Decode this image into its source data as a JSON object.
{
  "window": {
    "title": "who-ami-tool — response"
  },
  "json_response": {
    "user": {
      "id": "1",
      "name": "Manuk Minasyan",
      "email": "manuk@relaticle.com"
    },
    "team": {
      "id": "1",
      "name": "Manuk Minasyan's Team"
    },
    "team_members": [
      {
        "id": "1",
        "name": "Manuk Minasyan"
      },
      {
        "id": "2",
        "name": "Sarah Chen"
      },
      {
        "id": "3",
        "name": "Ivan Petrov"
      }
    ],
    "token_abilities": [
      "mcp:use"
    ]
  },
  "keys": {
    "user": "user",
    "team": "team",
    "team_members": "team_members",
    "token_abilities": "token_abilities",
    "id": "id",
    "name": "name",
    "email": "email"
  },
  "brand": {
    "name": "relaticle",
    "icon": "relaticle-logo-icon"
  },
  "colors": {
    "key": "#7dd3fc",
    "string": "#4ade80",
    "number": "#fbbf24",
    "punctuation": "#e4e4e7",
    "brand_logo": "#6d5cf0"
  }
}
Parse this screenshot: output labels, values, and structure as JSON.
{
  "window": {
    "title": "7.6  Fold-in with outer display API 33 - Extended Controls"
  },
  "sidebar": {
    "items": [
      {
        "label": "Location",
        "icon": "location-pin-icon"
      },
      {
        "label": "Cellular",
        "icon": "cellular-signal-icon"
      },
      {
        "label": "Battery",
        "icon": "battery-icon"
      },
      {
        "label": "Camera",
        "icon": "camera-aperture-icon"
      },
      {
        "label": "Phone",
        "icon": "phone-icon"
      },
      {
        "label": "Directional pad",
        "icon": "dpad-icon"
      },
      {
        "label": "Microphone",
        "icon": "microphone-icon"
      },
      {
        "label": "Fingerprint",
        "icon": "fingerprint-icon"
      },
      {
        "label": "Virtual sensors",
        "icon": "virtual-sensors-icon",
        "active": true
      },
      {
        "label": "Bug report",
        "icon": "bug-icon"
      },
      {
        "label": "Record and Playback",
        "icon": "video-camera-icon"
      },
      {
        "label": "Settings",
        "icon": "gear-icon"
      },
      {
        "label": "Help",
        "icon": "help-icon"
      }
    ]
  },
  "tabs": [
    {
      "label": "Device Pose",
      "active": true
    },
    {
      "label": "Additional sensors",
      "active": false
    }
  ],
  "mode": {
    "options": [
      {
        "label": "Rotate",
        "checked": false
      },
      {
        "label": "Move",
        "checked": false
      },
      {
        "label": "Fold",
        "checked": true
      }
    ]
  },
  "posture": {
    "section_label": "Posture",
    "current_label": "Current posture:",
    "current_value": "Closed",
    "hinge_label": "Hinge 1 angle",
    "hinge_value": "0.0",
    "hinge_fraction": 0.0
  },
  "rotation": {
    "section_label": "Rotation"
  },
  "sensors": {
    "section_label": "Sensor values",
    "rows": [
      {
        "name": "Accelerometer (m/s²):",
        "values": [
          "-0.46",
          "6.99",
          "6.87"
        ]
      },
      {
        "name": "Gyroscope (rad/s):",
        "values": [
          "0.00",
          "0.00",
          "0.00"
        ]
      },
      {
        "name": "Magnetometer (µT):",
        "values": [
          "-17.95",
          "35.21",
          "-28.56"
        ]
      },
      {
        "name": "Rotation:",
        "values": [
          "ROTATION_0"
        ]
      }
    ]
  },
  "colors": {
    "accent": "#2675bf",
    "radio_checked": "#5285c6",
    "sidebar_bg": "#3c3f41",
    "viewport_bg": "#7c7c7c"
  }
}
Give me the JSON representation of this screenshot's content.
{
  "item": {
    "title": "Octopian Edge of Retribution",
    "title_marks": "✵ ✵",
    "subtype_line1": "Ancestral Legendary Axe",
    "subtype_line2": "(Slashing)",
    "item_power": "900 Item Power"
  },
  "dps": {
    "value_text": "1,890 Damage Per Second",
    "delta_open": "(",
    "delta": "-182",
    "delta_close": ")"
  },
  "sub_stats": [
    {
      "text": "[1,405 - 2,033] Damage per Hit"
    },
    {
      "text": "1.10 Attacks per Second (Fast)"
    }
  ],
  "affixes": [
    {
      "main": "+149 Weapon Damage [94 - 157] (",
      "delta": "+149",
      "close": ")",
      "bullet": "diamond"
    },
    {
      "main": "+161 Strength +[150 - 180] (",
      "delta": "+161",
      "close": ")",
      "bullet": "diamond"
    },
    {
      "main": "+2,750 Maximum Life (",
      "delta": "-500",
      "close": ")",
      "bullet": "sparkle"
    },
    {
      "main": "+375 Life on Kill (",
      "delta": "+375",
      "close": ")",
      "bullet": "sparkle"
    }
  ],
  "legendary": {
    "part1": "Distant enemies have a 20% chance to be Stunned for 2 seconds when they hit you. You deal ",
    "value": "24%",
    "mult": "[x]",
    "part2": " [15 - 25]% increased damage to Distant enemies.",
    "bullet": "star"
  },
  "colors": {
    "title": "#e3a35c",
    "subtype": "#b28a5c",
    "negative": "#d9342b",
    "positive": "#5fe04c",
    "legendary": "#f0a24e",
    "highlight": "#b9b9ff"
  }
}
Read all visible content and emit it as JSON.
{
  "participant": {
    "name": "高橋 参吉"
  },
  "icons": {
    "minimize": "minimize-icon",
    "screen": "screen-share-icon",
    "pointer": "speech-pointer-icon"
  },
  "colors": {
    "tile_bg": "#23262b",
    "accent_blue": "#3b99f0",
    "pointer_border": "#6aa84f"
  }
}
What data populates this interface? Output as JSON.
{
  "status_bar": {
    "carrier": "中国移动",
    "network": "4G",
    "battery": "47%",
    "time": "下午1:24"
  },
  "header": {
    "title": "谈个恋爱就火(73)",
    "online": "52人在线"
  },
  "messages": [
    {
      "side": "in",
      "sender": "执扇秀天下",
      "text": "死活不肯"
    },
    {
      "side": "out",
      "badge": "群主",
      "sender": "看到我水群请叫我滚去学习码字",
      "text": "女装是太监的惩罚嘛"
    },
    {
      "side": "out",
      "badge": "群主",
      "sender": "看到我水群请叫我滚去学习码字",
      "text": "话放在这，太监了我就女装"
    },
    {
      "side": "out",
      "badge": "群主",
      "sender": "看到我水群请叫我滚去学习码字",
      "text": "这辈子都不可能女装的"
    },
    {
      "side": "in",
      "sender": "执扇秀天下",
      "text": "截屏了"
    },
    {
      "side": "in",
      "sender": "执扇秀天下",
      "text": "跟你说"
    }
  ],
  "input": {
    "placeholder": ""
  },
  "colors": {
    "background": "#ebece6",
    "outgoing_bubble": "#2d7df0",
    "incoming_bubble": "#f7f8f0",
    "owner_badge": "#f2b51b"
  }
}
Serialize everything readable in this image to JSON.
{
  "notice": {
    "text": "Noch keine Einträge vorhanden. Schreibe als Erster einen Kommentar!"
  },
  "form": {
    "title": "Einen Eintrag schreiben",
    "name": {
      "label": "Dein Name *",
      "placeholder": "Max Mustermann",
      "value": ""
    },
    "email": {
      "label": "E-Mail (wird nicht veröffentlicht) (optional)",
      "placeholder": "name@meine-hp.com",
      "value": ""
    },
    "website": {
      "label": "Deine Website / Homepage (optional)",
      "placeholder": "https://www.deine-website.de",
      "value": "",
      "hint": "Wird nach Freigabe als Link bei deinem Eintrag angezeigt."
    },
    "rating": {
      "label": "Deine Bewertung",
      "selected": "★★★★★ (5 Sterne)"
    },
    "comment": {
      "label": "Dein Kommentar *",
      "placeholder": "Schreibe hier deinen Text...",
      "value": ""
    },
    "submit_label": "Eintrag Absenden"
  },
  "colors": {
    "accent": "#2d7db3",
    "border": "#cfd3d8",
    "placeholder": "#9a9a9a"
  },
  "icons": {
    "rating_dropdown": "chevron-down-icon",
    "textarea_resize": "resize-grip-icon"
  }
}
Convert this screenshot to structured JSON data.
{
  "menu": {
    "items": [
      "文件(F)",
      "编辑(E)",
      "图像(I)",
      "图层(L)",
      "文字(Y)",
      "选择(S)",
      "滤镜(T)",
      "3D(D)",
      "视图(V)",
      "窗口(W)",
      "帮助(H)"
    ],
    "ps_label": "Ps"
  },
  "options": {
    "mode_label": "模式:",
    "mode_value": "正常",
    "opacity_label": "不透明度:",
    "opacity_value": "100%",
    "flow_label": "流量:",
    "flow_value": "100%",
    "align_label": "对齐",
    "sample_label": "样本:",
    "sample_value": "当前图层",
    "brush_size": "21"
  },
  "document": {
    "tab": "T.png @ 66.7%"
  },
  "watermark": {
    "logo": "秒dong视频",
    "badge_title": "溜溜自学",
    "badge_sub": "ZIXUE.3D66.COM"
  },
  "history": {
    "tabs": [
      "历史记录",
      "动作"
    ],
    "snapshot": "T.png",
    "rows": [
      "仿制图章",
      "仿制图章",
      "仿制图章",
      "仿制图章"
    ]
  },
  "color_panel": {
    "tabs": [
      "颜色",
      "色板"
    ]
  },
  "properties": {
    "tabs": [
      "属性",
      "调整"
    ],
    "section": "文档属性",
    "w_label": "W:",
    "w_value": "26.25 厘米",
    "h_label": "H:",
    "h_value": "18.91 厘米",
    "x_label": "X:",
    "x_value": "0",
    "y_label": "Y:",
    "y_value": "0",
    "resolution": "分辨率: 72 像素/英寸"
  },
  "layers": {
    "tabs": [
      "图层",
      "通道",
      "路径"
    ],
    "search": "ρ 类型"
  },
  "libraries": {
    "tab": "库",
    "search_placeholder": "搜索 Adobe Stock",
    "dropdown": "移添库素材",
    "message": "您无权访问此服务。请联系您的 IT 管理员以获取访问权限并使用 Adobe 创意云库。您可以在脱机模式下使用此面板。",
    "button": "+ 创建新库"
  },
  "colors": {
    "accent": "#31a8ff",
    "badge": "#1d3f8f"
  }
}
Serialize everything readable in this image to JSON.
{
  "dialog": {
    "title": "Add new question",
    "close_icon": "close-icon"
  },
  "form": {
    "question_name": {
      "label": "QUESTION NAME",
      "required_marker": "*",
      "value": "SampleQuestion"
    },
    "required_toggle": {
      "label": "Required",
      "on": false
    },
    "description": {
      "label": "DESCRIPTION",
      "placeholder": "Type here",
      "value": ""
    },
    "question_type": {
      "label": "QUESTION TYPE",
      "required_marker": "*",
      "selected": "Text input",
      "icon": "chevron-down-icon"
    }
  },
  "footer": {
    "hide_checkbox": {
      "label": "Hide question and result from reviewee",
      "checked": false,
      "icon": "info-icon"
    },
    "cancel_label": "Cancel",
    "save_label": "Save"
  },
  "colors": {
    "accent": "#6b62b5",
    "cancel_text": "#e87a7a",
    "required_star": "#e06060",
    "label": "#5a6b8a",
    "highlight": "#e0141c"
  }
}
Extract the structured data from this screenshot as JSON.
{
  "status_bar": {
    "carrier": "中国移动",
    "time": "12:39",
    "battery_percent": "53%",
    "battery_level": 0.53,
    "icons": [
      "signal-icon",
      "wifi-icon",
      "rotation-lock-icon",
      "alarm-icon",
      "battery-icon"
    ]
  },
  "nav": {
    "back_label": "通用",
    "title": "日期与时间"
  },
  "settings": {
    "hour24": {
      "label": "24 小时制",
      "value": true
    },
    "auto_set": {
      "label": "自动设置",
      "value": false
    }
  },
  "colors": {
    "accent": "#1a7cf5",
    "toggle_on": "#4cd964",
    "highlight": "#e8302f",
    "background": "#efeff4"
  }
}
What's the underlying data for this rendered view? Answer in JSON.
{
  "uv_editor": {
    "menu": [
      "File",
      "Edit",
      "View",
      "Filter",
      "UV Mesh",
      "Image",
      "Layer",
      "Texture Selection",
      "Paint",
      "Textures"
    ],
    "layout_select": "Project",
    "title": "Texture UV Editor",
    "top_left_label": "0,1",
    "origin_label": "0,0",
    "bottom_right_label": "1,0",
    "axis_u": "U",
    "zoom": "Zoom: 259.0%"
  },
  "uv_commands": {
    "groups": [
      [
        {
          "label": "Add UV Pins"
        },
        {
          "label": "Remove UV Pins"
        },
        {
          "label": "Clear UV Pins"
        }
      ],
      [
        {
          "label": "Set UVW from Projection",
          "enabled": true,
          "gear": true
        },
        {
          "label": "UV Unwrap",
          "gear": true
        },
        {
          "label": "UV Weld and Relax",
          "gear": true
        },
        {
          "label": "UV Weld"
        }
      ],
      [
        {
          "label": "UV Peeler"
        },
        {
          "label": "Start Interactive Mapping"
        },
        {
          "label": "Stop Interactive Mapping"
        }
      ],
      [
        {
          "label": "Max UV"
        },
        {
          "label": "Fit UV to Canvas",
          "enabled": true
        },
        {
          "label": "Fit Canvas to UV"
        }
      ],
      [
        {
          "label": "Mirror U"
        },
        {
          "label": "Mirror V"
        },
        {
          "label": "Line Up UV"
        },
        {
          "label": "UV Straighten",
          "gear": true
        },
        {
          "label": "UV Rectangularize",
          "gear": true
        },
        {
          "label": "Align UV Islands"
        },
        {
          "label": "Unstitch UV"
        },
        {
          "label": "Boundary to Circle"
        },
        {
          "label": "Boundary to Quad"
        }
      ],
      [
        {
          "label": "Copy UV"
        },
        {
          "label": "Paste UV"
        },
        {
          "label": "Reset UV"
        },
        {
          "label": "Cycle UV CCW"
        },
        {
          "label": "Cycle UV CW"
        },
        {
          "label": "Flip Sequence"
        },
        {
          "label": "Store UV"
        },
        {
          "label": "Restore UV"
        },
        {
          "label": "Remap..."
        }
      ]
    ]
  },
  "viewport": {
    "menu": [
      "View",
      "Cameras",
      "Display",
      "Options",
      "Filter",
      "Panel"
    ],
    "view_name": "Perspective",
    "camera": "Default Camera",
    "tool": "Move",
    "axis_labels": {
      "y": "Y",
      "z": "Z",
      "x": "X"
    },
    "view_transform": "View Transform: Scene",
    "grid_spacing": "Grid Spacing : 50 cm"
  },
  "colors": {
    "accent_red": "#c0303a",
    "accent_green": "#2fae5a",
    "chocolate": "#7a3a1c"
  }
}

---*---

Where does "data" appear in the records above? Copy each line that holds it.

## Reply
Decode this image into its source data as a JSON object.
What data populates this interface? Output as JSON.
Convert this screenshot to structured JSON data.
Extract the structured data from this screenshot as JSON.
What's the underlying data for this rendered view? Answer in JSON.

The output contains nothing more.